Much like a gardener planting seeds in the ground, authors' story ideas germinate from many sources, from the intentional mixing of ideas or seeds, if you will, that are first researched, experimented, and finally, with a deep breath, planted within a story, careful to make certain that, with a little luck and a lot of perseverance, something close to a miracle will happen. And not only will readers revel in the painstaking cultivation of the story, but the author, the gardener, will sit back and take a look at what they've created, at last hoping to be able to do it again next season. As with gardening, it's a risk. The soil could have changed, the weather completely unpredictable, but p


Nationally syndicated columnist and winner of the 2004 Pulitzer Prize for Commentary, Leonard Pitts, Jr., reminded us last fall when To Kill a Mockingbird was removed from a Mississippi school board because it "makes some people uncomfortable" that it is supposed to make people uncomfortable. I am certainly not suggesting that my debut YA-novel, Honeysuckle Holiday, could one day sit alongside the classic read on a library shelf (although one reviewer did compare it to that most prominent work), I am beginning to look closely at the "why" behind educators' choice to reconsider teaching Honeysuckle Holiday, not because of the book's merits, but because of a chant that is part of the story. I

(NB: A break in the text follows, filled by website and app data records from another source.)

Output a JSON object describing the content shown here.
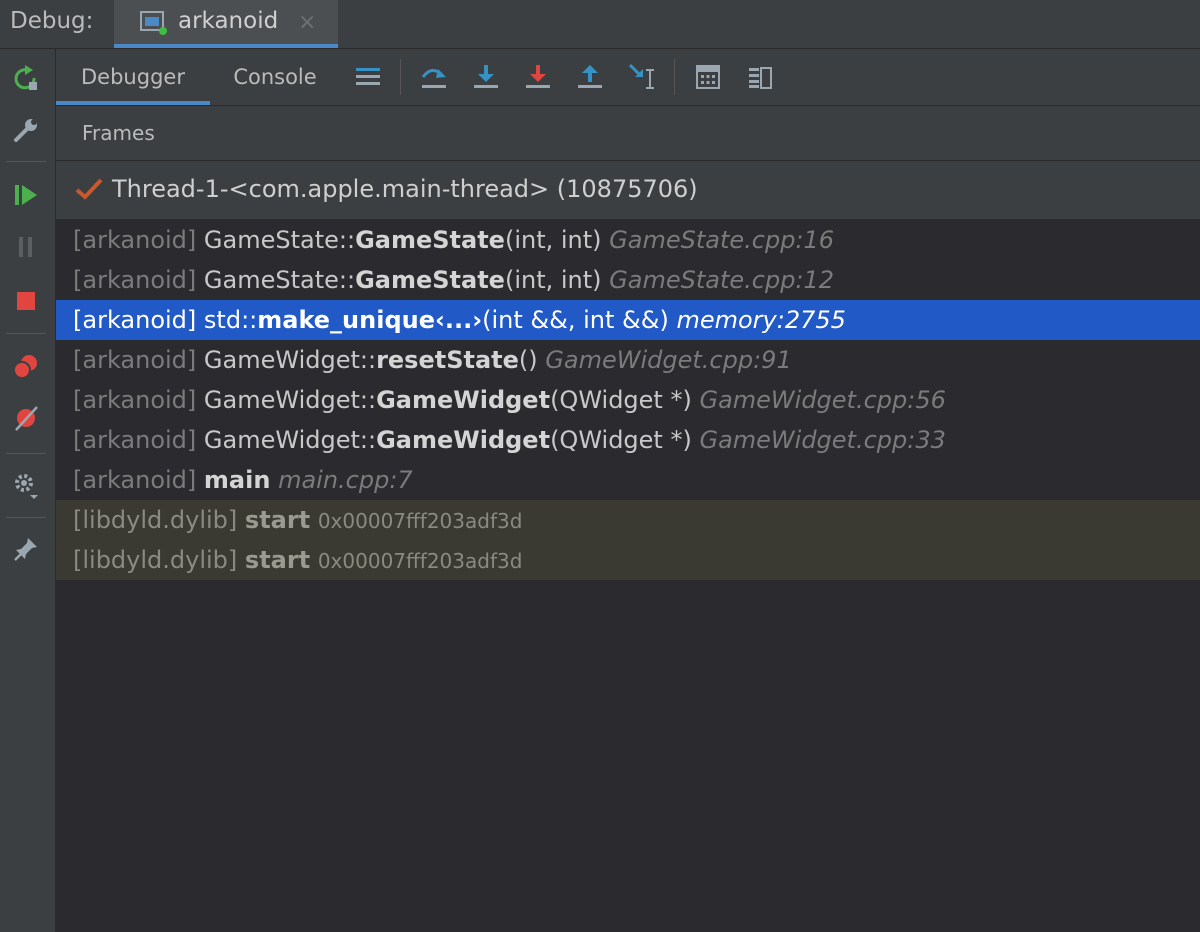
{
  "topbar": {
    "debug_label": "Debug:",
    "session_tab": {
      "label": "arkanoid",
      "close": "×"
    }
  },
  "panel_tabs": [
    {
      "label": "Debugger",
      "active": true
    },
    {
      "label": "Console",
      "active": false
    }
  ],
  "toolbar_icons": [
    "show-execution-point-icon",
    "step-over-icon",
    "step-into-icon",
    "force-step-into-icon",
    "step-out-icon",
    "run-to-cursor-icon",
    "evaluate-expression-icon",
    "restore-layout-icon"
  ],
  "sidebar_icons": [
    "rerun-icon",
    "wrench-icon",
    "resume-icon",
    "pause-icon",
    "stop-icon",
    "view-breakpoints-icon",
    "mute-breakpoints-icon",
    "settings-icon",
    "pin-icon"
  ],
  "frames_header": {
    "title": "Frames"
  },
  "thread": {
    "label": "Thread-1-<com.apple.main-thread> (10875706)"
  },
  "frames": [
    {
      "module": "[arkanoid]",
      "cls": "GameState::",
      "fn": "GameState",
      "args": "(int, int)",
      "loc": "GameState.cpp:16"
    },
    {
      "module": "[arkanoid]",
      "cls": "GameState::",
      "fn": "GameState",
      "args": "(int, int)",
      "loc": "GameState.cpp:12"
    },
    {
      "module": "[arkanoid]",
      "cls": "std::",
      "fn": "make_unique‹...›",
      "args": "(int &&, int &&)",
      "loc": "memory:2755"
    },
    {
      "module": "[arkanoid]",
      "cls": "GameWidget::",
      "fn": "resetState",
      "args": "()",
      "loc": "GameWidget.cpp:91"
    },
    {
      "module": "[arkanoid]",
      "cls": "GameWidget::",
      "fn": "GameWidget",
      "args": "(QWidget *)",
      "loc": "GameWidget.cpp:56"
    },
    {
      "module": "[arkanoid]",
      "cls": "GameWidget::",
      "fn": "GameWidget",
      "args": "(QWidget *)",
      "loc": "GameWidget.cpp:33"
    },
    {
      "module": "[arkanoid]",
      "cls": "",
      "fn": "main",
      "args": "",
      "loc": "main.cpp:7"
    }
  ],
  "library_frames": [
    {
      "module": "[libdyld.dylib]",
      "fn": "start",
      "addr": "0x00007fff203adf3d"
    },
    {
      "module": "[libdyld.dylib]",
      "fn": "start",
      "addr": "0x00007fff203adf3d"
    }
  ],
  "colors": {
    "selection": "#2159c6",
    "accent": "#4a88c7",
    "library_row": "#3b3a32",
    "resume_green": "#4caf50",
    "stop_red": "#e0453f"
  }
}
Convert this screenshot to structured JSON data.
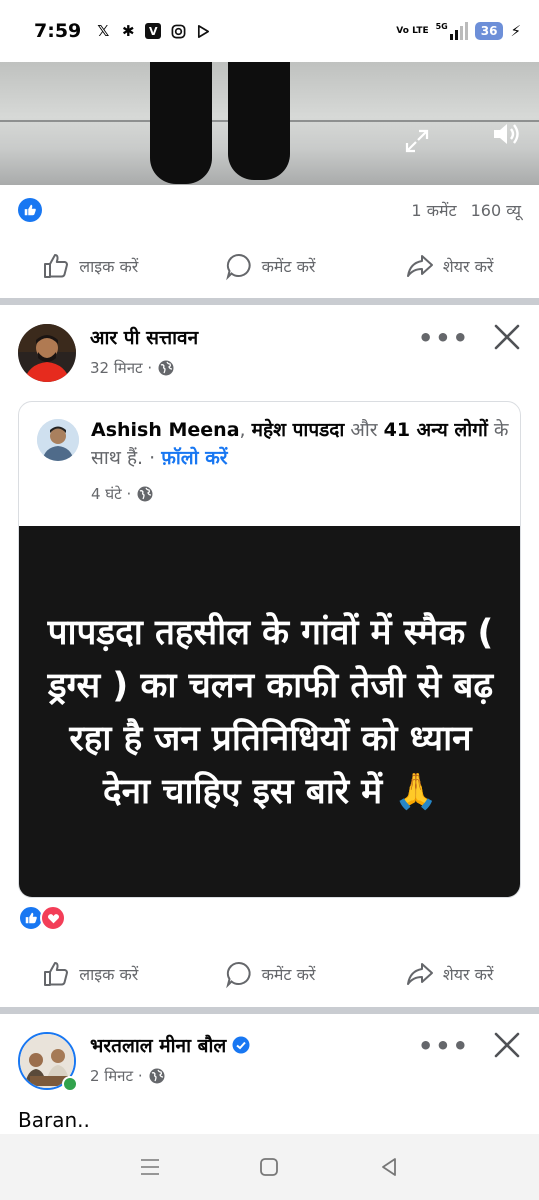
{
  "status_bar": {
    "time": "7:59",
    "icons": [
      "x-icon",
      "gear-icon",
      "v-app-icon",
      "instagram-icon",
      "play-icon"
    ],
    "network": "Vo LTE",
    "signal": "5G",
    "battery": "36"
  },
  "post1": {
    "comments": "1 कमेंट",
    "views": "160 व्यू",
    "reaction": "like-icon"
  },
  "actions": {
    "like": "लाइक करें",
    "comment": "कमेंट करें",
    "share": "शेयर करें"
  },
  "post2": {
    "author": "आर पी सत्तावन",
    "time": "32 मिनट ·",
    "shared": {
      "names": "Ashish Meena",
      "sep": ", ",
      "name2": "महेश पापडदा",
      "and": " और ",
      "others": "41 अन्य लोगों",
      "with": " के साथ हैं.",
      "dot": " · ",
      "follow": "फ़ॉलो करें",
      "time": "4 घंटे ·",
      "image_text": "पापड़दा तहसील के गांवों में स्मैक ( ड्रग्स ) का चलन काफी तेजी से बढ़ रहा है जन प्रतिनिधियों को ध्यान देना चाहिए इस बारे में 🙏"
    },
    "reactions": [
      "like-icon",
      "love-icon"
    ]
  },
  "post3": {
    "author": "भरतलाल मीना बौल",
    "time": "2 मिनट ·",
    "text": "Baran.."
  },
  "colors": {
    "facebook_blue": "#1877f2",
    "love_red": "#f33e58",
    "muted": "#65676b",
    "online_green": "#31a24c"
  }
}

Featured Posts
Posts Are Coming Soon
Stay tuned...
Recent Posts
Search By Tags
Follow Us
  • Instagram
RSS Feed

© 2015 by Kathleen M. Jacobs. Proudly created with